→ What to work on
Provide only the number of lines below in which the string "file" occurs.

→ Records shown
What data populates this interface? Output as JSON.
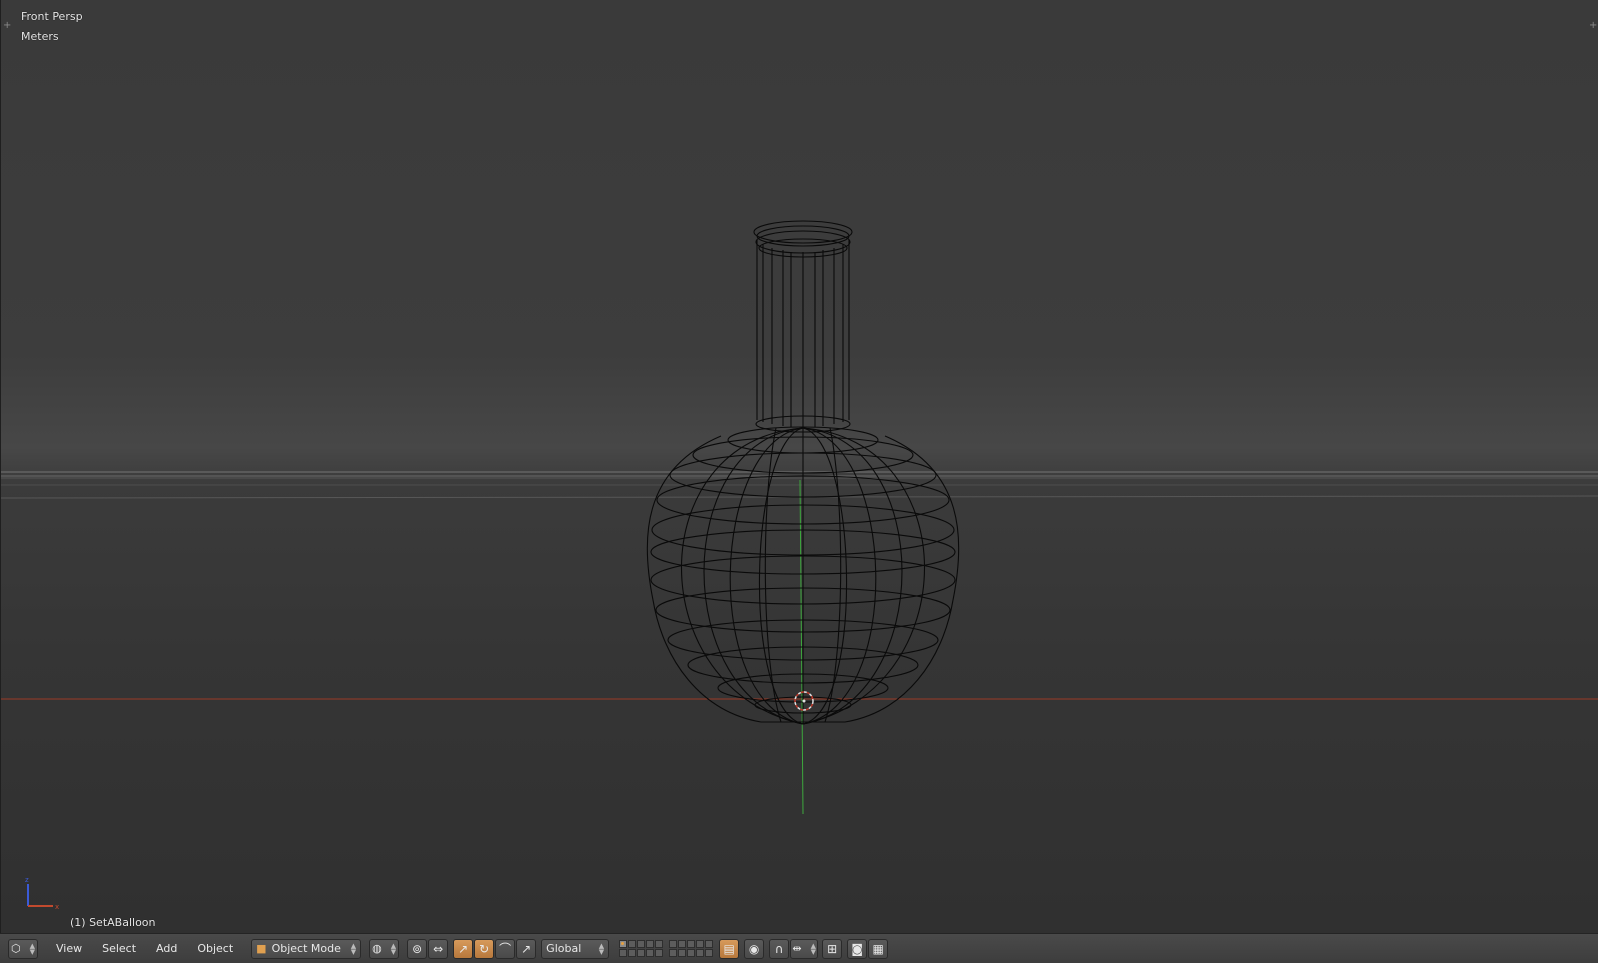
{
  "viewport": {
    "view_name": "Front Persp",
    "units": "Meters",
    "active_object": "(1) SetABalloon"
  },
  "header": {
    "menus": [
      "View",
      "Select",
      "Add",
      "Object"
    ],
    "mode": "Object Mode",
    "transform_orientation": "Global",
    "icons": {
      "editor_type": "3d-view-cube-icon",
      "viewport_shading": "sphere-wire-icon",
      "pivot": "pivot-point-icon",
      "manipulator": "manipulator-icon",
      "translate": "translate-arrow-icon",
      "rotate": "rotate-arc-icon",
      "scale": "scale-arrow-icon",
      "lock_layers": "lock-layers-icon",
      "proportional": "proportional-edit-icon",
      "snap": "magnet-icon",
      "snap_element": "snap-increment-icon",
      "snap_target": "snap-target-icon",
      "render_still": "camera-render-icon",
      "render_anim": "clapper-render-icon"
    }
  },
  "colors": {
    "x_axis": "#c24a2e",
    "y_axis": "#3da83d",
    "z_axis": "#3b5bd8",
    "wire": "#0a0a0a",
    "accent": "#d08a40"
  }
}
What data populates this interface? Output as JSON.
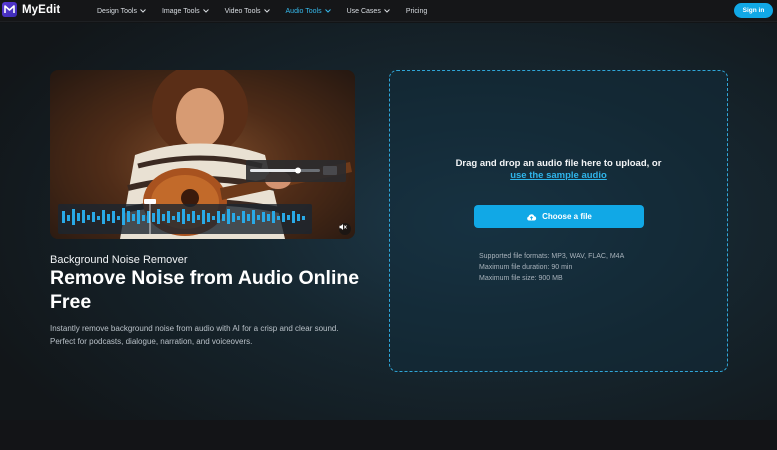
{
  "header": {
    "brand": "MyEdit",
    "nav": [
      {
        "label": "Design Tools",
        "dropdown": true,
        "active": false
      },
      {
        "label": "Image Tools",
        "dropdown": true,
        "active": false
      },
      {
        "label": "Video Tools",
        "dropdown": true,
        "active": false
      },
      {
        "label": "Audio Tools",
        "dropdown": true,
        "active": true
      },
      {
        "label": "Use Cases",
        "dropdown": true,
        "active": false
      },
      {
        "label": "Pricing",
        "dropdown": false,
        "active": false
      }
    ],
    "signin_label": "Sign in"
  },
  "hero": {
    "subtitle": "Background Noise Remover",
    "title": "Remove Noise from Audio Online Free",
    "description": "Instantly remove background noise from audio with AI for a crisp and clear sound. Perfect for podcasts, dialogue, narration, and voiceovers."
  },
  "upload": {
    "prompt": "Drag and drop an audio file here to upload, or",
    "sample_link": "use the sample audio",
    "button_label": "Choose a file",
    "formats": "Supported file formats: MP3, WAV, FLAC, M4A",
    "duration": "Maximum file duration: 90 min",
    "size": "Maximum file size: 900 MB"
  },
  "colors": {
    "accent": "#11a8e6",
    "link": "#2fb4ea",
    "active_nav": "#36b9ec",
    "background": "#121416"
  },
  "icons": {
    "brand": "myedit-logo-icon",
    "nav_dropdown": "chevron-down-icon",
    "upload": "cloud-upload-icon",
    "video_mute": "speaker-muted-icon"
  }
}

→ Exercise output
5